I always find that the last full day of any holiday regardless of where I am or whom I am with can be melancholic. To defer that sense of melancholy until later in the day or even until the morning of departure I try, along with my wife, to plan and achieve as full a day out and about as possible.
For our last full day of what had been a welcome break for both of us in Swanage we laid plans over breakfast to leave the car where we were staying, walk into town, and catch the train from Swanage to Corfe.
The Railway Journey
There is a railway line that is run by The Swanage Railway Company that has services between Swanage and Corfe. The return fare for an adult is £15 which may sound a bit pricey when you think you could drive the same route in about 20 minutes, park the car for a couple of pounds, and explore Corfe. The £15 buys you an experience on a vintage train which may or may not be pulled by a steam locomotive depending on maintenance schedules. It buys you a journey through beautiful countryside that you can enjoy rolling past without having to worry about the car in front. It buys you a seat in a compartment for eight people where the upholstery is a bit tired and what was considered the height of luxury less than a generation ago by commuters into London, including myself.
The journey by train also takes about 20 minutes but if you are on holiday and have no time table then let the train take the strain.
Facing the same way as the train on the way out of Swanage, you will be able to see Nine Barrow Down on the right hand side. This ridge of high chalk-land hills gradually converges with the the railway line until it plunges into a natural gap where Corfe Castle is situated. On the left overlooking fields and woodlands and in the middle distance are The Purbeck Hills which like Nine Barrow Down gradually converge with the railway and drop down to the gap where Corfe Castle is.
Corfe Station looks like a setting for a 1930s detective thriller with its renovated station buildings, platform equipment, and barrows stacked with vintage luggage.
Some History of the Railway
Before leaving the station, make a visit to the small museum. The building is packed to the rafters with railway memorabilia including old railway signs, route maps, and equipment. Go up the stairs to the left of the entrance and on the wall will be a couple of huge boards explaining the history of the railway line from Wareham to Swanage.
This branch line managed to stave off closure until the early 70s unlike many other lines which were closed in the 60s through Dr, Beeching's revamping of the rail network. No sooner had this line been closed than within a few weeks all of the rails and sleepers had been ripped up and sold off for scrap.

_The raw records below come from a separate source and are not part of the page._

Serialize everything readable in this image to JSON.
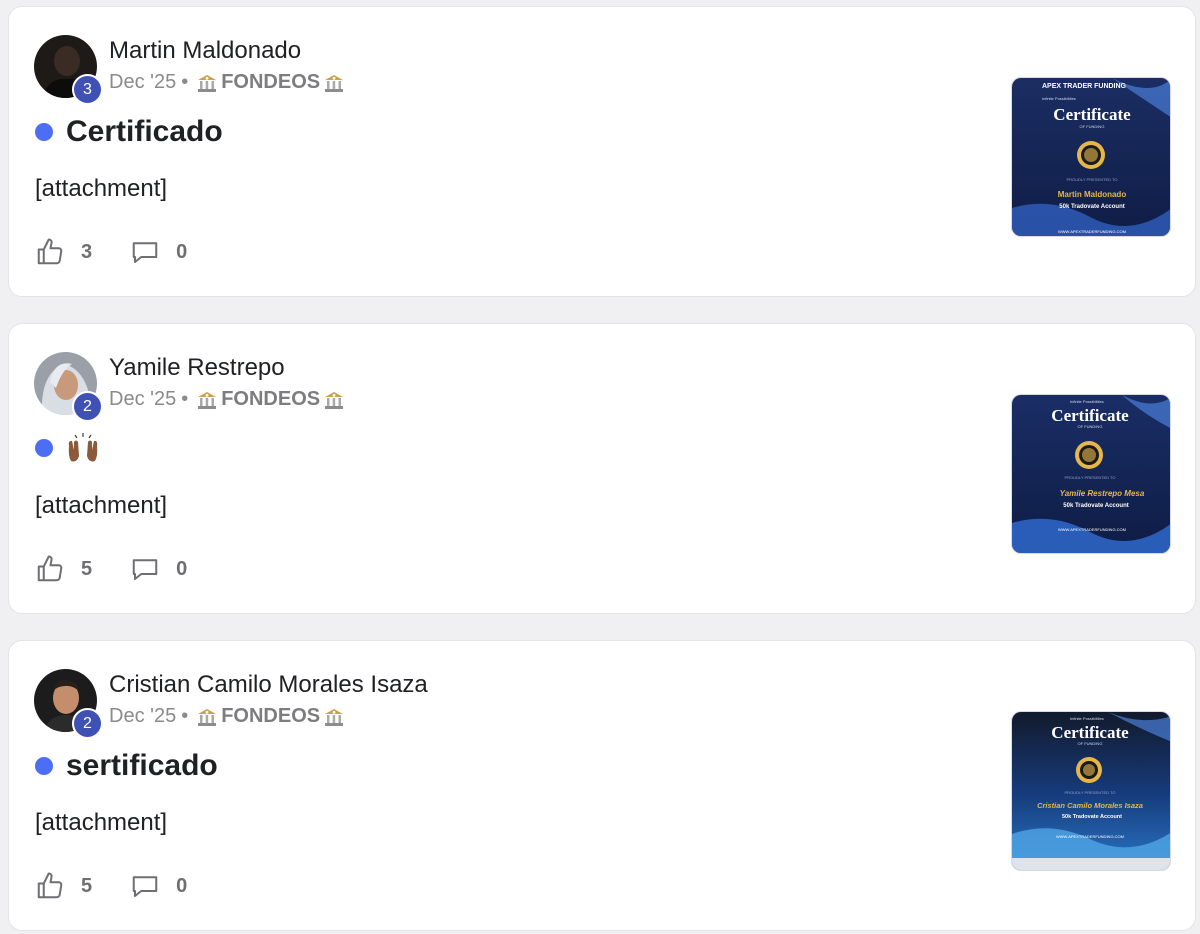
{
  "posts": [
    {
      "author": "Martin Maldonado",
      "level": "3",
      "date": "Dec '25",
      "separator": "•",
      "category": "FONDEOS",
      "title": "Certificado",
      "body": "[attachment]",
      "likes": "3",
      "comments": "0",
      "certificate": {
        "brand": "APEX TRADER FUNDING",
        "tagline": "Infinite Possibilities",
        "heading": "Certificate",
        "subheading": "OF FUNDING",
        "presented": "PROUDLY PRESENTED TO",
        "recipient": "Martin Maldonado",
        "account": "50k Tradovate Account",
        "website": "WWW.APEXTRADERFUNDING.COM"
      }
    },
    {
      "author": "Yamile Restrepo",
      "level": "2",
      "date": "Dec '25",
      "separator": "•",
      "category": "FONDEOS",
      "title_icon": "raised-hands-icon",
      "body": "[attachment]",
      "likes": "5",
      "comments": "0",
      "certificate": {
        "tagline": "Infinite Possibilities",
        "heading": "Certificate",
        "subheading": "OF FUNDING",
        "presented": "PROUDLY PRESENTED TO",
        "recipient": "Yamile Restrepo Mesa",
        "account": "50k Tradovate Account",
        "website": "WWW.APEXTRADERFUNDING.COM"
      }
    },
    {
      "author": "Cristian Camilo Morales Isaza",
      "level": "2",
      "date": "Dec '25",
      "separator": "•",
      "category": "FONDEOS",
      "title": "sertificado",
      "body": "[attachment]",
      "likes": "5",
      "comments": "0",
      "certificate": {
        "tagline": "Infinite Possibilities",
        "heading": "Certificate",
        "subheading": "OF FUNDING",
        "presented": "PROUDLY PRESENTED TO",
        "recipient": "Cristian Camilo Morales Isaza",
        "account": "50k Tradovate Account",
        "website": "WWW.APEXTRADERFUNDING.COM"
      }
    }
  ],
  "colors": {
    "unread_dot": "#4c6ef5",
    "level_badge": "#3f51b5",
    "certificate_bg": "#13254f",
    "certificate_gold": "#e6b64a"
  },
  "icons": [
    "bank-icon",
    "thumbs-up-icon",
    "comment-icon",
    "raised-hands-icon",
    "award-seal-icon"
  ]
}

My reaction when I first read this was "vandalism" and a man standing next to me said, "what a complete waste." As one of the boards so rightly states. "Seven weeks to dismantle and 40 long years to rebuild" to reach its present condition. All of this has been achieved through running the railway as a charity.
I have been passing through Corfe and stopping off in Corfe for about 50 years now and I can honestly say that it really hasn't changed that much over that half century. The same street layout and the same buildings that have been there so long seem to be part of the land.
We walked from the station up to the village square which is dominated on the south side by the village church. Facing on to the square opposite the church is The Greyhound Inn. We went in there for a coffee and a look at the menu to see if we wanted to stay for lunch. We did have a lunch there once and it was really good but so often we have made a revisit in hope based on memory and left disappointed. We finished our coffee and left.
Next door to The Greyhound Inn is a small village bakery. They serve takeaway food both hot and cold. We had two pasties which we ate sitting on a bench overlooking the square. You see, I do take my wife out occasionally.
We have been around the castle several times so unless we have gusts we never bother now. Instead we walk around the base of it in a clockwise direction. The route follows the course of the original moat. You then cross the road that runs to Church Knowle and Kimmeridge and walk beside a small stream. This eventually gets you to the road that goes from Corfe up to Wareham. At the intersection is a National Trust facility where you can sit and have a coffee in a modern building with comfortable seating.
The castle is on what appears to be a symmetrical conical hill that would make you assume it was man made. It isn't. On all of the walk we did, you are walking next to streams and it is their erosion capabilities over thousands of millions of years that have made the hill where the castle is today.
Then the final leg of the walk is at the base of the mound the castle is on and back to the village square outside The Greyhound Inn. Then on to the station to catch the train back to Swanage.
We didn't do a lot on this last day but it was more than enough to make us feel that we had done a lot so when we returned to our Coastal Cabin we were quite happy and actually looking forward to going home the next morning.